**YOUR ASSIGNMENT:** Nothing in the records may change when you print them out again.

**Stored records:**
Content starts

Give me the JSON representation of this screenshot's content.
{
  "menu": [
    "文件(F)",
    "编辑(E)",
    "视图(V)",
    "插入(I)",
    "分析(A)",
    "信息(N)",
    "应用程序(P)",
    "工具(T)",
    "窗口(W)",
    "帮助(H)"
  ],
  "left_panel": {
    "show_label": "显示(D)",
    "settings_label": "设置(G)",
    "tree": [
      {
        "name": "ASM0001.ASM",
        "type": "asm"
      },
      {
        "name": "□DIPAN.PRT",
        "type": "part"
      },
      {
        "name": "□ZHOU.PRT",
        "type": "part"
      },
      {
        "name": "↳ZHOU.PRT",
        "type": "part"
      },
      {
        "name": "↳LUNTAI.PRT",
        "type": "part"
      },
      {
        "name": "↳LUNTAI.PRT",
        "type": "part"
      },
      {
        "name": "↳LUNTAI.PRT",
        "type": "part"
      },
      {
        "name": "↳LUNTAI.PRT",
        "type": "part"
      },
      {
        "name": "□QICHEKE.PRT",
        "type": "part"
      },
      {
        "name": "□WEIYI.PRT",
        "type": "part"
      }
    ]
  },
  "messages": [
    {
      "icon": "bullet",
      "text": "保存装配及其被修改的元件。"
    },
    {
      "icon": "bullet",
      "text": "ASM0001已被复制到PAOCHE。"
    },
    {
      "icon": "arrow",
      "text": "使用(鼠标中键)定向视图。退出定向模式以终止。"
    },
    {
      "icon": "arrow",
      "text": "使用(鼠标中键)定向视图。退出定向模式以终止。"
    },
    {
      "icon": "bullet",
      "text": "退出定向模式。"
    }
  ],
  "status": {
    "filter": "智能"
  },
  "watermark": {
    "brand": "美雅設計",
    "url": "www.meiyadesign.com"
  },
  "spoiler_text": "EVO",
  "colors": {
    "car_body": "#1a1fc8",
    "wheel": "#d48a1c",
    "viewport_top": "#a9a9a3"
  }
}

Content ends

**EXERCISE SOLUTION:**
Give me the JSON representation of this screenshot's content.
{
  "menu": [
    "文件(F)",
    "编辑(E)",
    "视图(V)",
    "插入(I)",
    "分析(A)",
    "信息(N)",
    "应用程序(P)",
    "工具(T)",
    "窗口(W)",
    "帮助(H)"
  ],
  "left_panel": {
    "show_label": "显示(D)",
    "settings_label": "设置(G)",
    "tree": [
      {
        "name": "ASM0001.ASM",
        "type": "asm"
      },
      {
        "name": "□DIPAN.PRT",
        "type": "part"
      },
      {
        "name": "□ZHOU.PRT",
        "type": "part"
      },
      {
        "name": "↳ZHOU.PRT",
        "type": "part"
      },
      {
        "name": "↳LUNTAI.PRT",
        "type": "part"
      },
      {
        "name": "↳LUNTAI.PRT",
        "type": "part"
      },
      {
        "name": "↳LUNTAI.PRT",
        "type": "part"
      },
      {
        "name": "↳LUNTAI.PRT",
        "type": "part"
      },
      {
        "name": "□QICHEKE.PRT",
        "type": "part"
      },
      {
        "name": "□WEIYI.PRT",
        "type": "part"
      }
    ]
  },
  "messages": [
    {
      "icon": "bullet",
      "text": "保存装配及其被修改的元件。"
    },
    {
      "icon": "bullet",
      "text": "ASM0001已被复制到PAOCHE。"
    },
    {
      "icon": "arrow",
      "text": "使用(鼠标中键)定向视图。退出定向模式以终止。"
    },
    {
      "icon": "arrow",
      "text": "使用(鼠标中键)定向视图。退出定向模式以终止。"
    },
    {
      "icon": "bullet",
      "text": "退出定向模式。"
    }
  ],
  "status": {
    "filter": "智能"
  },
  "watermark": {
    "brand": "美雅設計",
    "url": "www.meiyadesign.com"
  },
  "spoiler_text": "EVO",
  "colors": {
    "car_body": "#1a1fc8",
    "wheel": "#d48a1c",
    "viewport_top": "#a9a9a3"
  }
}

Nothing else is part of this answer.